(SWEETWATER, Texas) – The need for skilled workers who can harness the power of the wind and turn it into clean energy is increasing, and Texas State Technical College is at the forefront of training technicians for the burgeoning industry.
With renewable energy being used nationwide, additional wind energy technicians are being hired — and that trend will only grow.
“The job market is insane right now. Everyone is looking for technicians,” said Billie Jones, TSTC’s statewide chair for Wind Energy Technology.
Jones said when her students in Sweetwater graduate later this year, they will be hired by companies almost immediately. In some cases, students may have jobs in place before graduation.
That happened to 2021 graduate Rebecca Fortuna, who was atop TSTC’s wind turbine in Nolan County when she was interviewed for a job that she later accepted.
Jones said she receives calls daily from companies looking for qualified technicians. She said companies depend on TSTC to produce a skilled workforce.
“They know we provide the best employees because we work with them on a daily basis,” Jones said. “What I am seeing and hearing now is that companies are in need of travel technicians.”
According to the American Clean Power Association, Texas has 33,133 installed megawatts of wind turbines on the electrical grid. The latest American Wind Energy Association market report stated that another 7,619 megawatts are under construction in the state.
With more wind turbines being constructed, the need for technicians will increase. By 2028, Texas is expected to see an 83% increase in technicians in the workforce, according to onetonline.org. In the United States, the number of technicians is expected to top 11,000 by 2028, according to the website.
Jones said graduates could expect to make good money in the field. In West Texas, the average salary is $51,390 for a first-year technician, while in the Houston region, the average salary is $56,990, according to onetonline.org.
Jobs are available throughout the nation. Fortuna’s interview led her to a career in the northeast, and she was not concerned with the travel demands that are part of the job.
“I am not afraid of a challenge. The wind industry is all around us, and it is growing so fast,” she said. “I wanted to be involved in that and wanted to be able to see different things.”
She is not alone in that thinking. James Chung, a current Wind Energy Technology student, said he is looking forward to seeing the world from atop a turbine.
“I am looking forward to the day we climb. It will give me the chance to see all of the scenery God has created,” he said.
Grant Cusenbary said after researching his options, TSTC had one advantage over other programs.
“Almost all of the graduates are guaranteed to be working when they finish. That means the program has a great reputation, and I wanted to be part of that tradition,” he said.
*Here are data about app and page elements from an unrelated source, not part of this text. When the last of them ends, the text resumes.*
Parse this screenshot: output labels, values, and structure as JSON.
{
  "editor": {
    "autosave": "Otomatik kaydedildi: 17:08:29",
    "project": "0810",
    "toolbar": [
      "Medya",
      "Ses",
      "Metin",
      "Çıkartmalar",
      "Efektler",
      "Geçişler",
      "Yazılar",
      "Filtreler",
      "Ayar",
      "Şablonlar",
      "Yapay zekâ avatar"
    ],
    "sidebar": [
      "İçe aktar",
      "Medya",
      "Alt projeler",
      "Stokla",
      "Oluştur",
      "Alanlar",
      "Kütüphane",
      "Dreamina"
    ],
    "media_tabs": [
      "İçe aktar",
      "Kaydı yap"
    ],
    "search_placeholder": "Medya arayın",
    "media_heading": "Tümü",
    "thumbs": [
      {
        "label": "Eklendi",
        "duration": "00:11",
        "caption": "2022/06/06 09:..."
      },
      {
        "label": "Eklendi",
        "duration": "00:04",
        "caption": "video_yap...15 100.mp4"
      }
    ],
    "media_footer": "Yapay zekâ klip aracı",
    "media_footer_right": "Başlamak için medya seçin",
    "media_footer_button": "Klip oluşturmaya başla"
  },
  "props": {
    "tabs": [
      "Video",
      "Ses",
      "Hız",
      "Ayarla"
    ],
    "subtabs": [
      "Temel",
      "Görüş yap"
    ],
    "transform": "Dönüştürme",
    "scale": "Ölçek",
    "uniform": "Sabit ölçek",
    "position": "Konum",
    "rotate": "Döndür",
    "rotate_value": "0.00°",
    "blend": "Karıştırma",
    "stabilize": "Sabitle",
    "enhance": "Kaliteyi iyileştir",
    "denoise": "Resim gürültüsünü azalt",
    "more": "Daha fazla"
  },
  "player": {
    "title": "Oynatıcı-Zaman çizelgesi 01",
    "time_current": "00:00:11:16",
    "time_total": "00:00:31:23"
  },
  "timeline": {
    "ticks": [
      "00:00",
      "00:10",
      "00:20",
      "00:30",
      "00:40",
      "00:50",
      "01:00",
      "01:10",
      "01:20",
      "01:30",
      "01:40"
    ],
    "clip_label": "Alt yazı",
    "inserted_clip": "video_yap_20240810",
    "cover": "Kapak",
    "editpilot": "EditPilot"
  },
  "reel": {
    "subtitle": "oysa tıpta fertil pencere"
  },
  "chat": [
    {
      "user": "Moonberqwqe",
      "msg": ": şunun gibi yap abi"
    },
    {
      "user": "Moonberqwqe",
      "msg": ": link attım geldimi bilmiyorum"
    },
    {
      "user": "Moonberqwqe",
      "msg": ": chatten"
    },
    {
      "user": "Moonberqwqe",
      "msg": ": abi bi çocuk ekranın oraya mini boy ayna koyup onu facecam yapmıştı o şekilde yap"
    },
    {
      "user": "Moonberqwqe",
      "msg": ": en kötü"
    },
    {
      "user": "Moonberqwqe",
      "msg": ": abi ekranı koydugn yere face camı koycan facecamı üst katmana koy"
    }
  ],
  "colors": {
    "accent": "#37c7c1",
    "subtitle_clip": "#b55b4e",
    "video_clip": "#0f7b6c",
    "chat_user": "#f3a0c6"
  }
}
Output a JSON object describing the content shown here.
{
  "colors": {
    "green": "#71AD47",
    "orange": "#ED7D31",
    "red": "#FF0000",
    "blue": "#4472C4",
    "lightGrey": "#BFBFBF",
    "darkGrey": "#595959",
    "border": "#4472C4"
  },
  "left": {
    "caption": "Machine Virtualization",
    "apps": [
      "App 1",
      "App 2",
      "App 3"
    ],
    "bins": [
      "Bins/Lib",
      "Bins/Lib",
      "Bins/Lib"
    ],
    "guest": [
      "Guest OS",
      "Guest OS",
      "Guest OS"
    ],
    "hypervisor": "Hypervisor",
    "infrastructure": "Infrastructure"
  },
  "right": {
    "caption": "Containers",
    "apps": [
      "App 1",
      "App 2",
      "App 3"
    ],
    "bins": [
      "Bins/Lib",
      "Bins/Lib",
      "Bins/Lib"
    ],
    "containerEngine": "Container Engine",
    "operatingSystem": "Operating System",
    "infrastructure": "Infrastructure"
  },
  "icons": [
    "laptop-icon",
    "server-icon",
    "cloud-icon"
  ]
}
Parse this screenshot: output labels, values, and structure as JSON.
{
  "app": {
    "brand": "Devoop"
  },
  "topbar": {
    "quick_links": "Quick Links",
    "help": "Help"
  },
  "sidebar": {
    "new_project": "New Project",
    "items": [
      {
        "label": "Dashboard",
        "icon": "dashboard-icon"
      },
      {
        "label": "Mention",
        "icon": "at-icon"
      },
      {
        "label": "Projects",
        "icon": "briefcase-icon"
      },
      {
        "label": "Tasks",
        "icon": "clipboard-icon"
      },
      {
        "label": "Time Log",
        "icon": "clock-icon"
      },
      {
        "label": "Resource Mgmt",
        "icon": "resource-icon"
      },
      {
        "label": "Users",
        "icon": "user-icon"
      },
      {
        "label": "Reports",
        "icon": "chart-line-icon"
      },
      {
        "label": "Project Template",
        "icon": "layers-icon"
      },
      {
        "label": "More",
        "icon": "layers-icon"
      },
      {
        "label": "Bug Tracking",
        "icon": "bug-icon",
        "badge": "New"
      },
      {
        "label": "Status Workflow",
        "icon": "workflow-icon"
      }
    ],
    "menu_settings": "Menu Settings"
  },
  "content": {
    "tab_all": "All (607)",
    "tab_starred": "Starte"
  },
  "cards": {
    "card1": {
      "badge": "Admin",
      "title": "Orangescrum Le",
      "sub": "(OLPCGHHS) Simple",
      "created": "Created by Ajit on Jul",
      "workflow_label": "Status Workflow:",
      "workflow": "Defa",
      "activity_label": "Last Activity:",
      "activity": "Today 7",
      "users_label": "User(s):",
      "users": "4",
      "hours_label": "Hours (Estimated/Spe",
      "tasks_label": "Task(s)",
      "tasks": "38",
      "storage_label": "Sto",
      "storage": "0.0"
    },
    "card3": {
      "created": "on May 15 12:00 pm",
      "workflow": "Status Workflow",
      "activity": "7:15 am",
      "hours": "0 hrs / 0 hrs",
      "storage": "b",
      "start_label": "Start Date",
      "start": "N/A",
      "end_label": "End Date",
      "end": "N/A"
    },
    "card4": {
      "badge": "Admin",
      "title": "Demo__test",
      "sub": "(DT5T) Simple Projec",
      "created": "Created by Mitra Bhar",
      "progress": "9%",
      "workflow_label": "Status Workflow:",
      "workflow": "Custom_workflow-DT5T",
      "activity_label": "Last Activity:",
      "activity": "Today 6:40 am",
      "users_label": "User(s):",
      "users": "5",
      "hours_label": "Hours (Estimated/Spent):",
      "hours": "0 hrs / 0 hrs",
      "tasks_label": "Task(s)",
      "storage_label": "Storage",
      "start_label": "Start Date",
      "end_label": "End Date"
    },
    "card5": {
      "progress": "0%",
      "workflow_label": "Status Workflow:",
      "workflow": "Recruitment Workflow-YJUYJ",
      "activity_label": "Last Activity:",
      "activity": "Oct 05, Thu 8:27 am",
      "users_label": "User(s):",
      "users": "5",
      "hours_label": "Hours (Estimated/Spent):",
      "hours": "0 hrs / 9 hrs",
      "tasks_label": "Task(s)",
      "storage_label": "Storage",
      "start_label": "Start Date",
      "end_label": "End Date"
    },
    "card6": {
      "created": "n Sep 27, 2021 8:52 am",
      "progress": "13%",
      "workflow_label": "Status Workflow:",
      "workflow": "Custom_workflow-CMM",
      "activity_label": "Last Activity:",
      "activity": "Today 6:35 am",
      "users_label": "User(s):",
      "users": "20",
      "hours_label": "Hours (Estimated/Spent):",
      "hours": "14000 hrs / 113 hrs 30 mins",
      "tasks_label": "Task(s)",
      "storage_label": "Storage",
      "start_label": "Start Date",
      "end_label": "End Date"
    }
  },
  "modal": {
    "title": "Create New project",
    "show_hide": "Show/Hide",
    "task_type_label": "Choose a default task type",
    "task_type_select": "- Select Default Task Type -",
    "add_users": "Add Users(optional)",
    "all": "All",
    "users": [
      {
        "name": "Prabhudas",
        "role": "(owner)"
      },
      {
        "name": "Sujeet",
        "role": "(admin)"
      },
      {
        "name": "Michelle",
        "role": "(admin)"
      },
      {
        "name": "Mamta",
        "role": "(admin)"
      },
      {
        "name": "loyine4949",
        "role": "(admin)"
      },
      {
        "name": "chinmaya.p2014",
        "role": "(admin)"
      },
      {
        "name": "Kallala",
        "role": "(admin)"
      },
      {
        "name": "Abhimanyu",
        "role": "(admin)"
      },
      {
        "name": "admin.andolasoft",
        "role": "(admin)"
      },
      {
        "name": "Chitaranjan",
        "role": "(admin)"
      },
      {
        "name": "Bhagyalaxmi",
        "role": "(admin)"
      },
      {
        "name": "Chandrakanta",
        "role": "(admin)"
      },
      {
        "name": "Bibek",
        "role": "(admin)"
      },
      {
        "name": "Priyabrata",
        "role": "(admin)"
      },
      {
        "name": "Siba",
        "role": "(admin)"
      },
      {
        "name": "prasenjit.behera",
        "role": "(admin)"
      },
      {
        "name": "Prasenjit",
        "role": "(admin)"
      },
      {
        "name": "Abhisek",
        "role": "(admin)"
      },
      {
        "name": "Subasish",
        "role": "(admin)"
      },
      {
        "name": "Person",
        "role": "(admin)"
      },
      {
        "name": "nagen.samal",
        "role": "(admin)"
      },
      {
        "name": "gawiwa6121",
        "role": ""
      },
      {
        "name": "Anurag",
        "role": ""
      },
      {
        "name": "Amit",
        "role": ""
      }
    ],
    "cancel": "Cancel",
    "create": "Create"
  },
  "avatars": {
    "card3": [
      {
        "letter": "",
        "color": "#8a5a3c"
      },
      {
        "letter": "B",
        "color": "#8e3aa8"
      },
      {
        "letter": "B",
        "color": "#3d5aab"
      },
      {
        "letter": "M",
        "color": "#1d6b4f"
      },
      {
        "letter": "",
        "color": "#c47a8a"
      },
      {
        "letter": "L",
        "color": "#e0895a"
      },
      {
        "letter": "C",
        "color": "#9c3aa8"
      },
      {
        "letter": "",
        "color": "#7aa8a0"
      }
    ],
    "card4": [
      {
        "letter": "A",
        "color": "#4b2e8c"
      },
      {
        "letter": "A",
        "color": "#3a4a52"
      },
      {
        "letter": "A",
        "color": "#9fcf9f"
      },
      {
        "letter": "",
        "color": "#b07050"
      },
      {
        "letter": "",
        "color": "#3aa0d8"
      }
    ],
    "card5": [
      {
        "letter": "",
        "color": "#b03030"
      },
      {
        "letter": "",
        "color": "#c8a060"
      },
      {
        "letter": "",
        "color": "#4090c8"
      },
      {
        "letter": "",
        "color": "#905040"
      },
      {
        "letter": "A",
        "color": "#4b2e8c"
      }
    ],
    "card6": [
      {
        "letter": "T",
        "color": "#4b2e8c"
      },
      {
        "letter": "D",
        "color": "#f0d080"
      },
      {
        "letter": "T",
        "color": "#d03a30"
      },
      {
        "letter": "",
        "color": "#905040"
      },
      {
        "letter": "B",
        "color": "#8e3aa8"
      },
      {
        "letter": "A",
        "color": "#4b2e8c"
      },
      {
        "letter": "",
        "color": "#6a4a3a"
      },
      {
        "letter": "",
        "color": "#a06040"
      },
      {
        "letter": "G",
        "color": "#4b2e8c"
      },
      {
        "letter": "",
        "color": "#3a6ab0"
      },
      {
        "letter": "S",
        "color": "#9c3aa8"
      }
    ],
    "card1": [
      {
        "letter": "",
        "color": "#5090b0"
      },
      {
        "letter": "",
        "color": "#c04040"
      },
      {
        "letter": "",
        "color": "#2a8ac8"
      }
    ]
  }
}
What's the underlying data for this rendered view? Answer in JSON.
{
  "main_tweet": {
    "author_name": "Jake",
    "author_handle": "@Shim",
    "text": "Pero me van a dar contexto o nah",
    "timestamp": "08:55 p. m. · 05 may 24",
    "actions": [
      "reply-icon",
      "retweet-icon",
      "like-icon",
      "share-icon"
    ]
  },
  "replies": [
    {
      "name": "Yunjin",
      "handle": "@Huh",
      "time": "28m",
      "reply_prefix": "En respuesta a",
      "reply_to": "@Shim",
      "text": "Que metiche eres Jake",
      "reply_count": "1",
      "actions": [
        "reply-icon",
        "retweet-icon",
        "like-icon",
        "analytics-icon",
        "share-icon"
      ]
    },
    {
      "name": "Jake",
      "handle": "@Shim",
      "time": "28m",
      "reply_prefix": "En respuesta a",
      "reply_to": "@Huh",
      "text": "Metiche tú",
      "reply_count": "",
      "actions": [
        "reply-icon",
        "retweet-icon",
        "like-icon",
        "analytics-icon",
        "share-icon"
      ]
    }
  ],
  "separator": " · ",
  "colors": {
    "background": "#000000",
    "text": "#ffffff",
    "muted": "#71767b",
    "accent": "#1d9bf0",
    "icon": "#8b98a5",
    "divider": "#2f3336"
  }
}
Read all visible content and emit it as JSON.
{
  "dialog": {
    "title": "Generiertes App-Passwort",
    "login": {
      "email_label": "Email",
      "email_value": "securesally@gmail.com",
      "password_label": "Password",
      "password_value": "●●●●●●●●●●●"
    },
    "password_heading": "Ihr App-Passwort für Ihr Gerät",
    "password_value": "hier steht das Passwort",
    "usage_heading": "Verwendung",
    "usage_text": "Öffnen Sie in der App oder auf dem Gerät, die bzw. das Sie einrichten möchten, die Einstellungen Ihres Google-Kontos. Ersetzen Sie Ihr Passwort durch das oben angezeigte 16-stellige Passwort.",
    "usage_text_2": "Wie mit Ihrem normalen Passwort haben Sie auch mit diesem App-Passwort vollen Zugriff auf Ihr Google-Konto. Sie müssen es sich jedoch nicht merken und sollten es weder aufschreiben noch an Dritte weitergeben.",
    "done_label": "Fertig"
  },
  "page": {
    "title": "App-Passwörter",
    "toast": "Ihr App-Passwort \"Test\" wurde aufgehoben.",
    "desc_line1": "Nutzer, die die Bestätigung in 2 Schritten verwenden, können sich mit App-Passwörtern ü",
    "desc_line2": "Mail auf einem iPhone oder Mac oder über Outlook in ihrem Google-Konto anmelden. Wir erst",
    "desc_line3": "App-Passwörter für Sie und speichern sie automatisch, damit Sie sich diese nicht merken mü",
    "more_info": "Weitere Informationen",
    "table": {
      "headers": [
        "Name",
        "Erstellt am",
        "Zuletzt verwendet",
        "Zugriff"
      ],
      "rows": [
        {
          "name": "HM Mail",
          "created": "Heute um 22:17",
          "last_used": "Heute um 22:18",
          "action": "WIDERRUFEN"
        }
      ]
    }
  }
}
TSTC offers Wind Energy Technology at the Harlingen and Sweetwater campuses. Registration for the fall semester is underway. Scholarships are available. For more information, visit tstc.edu.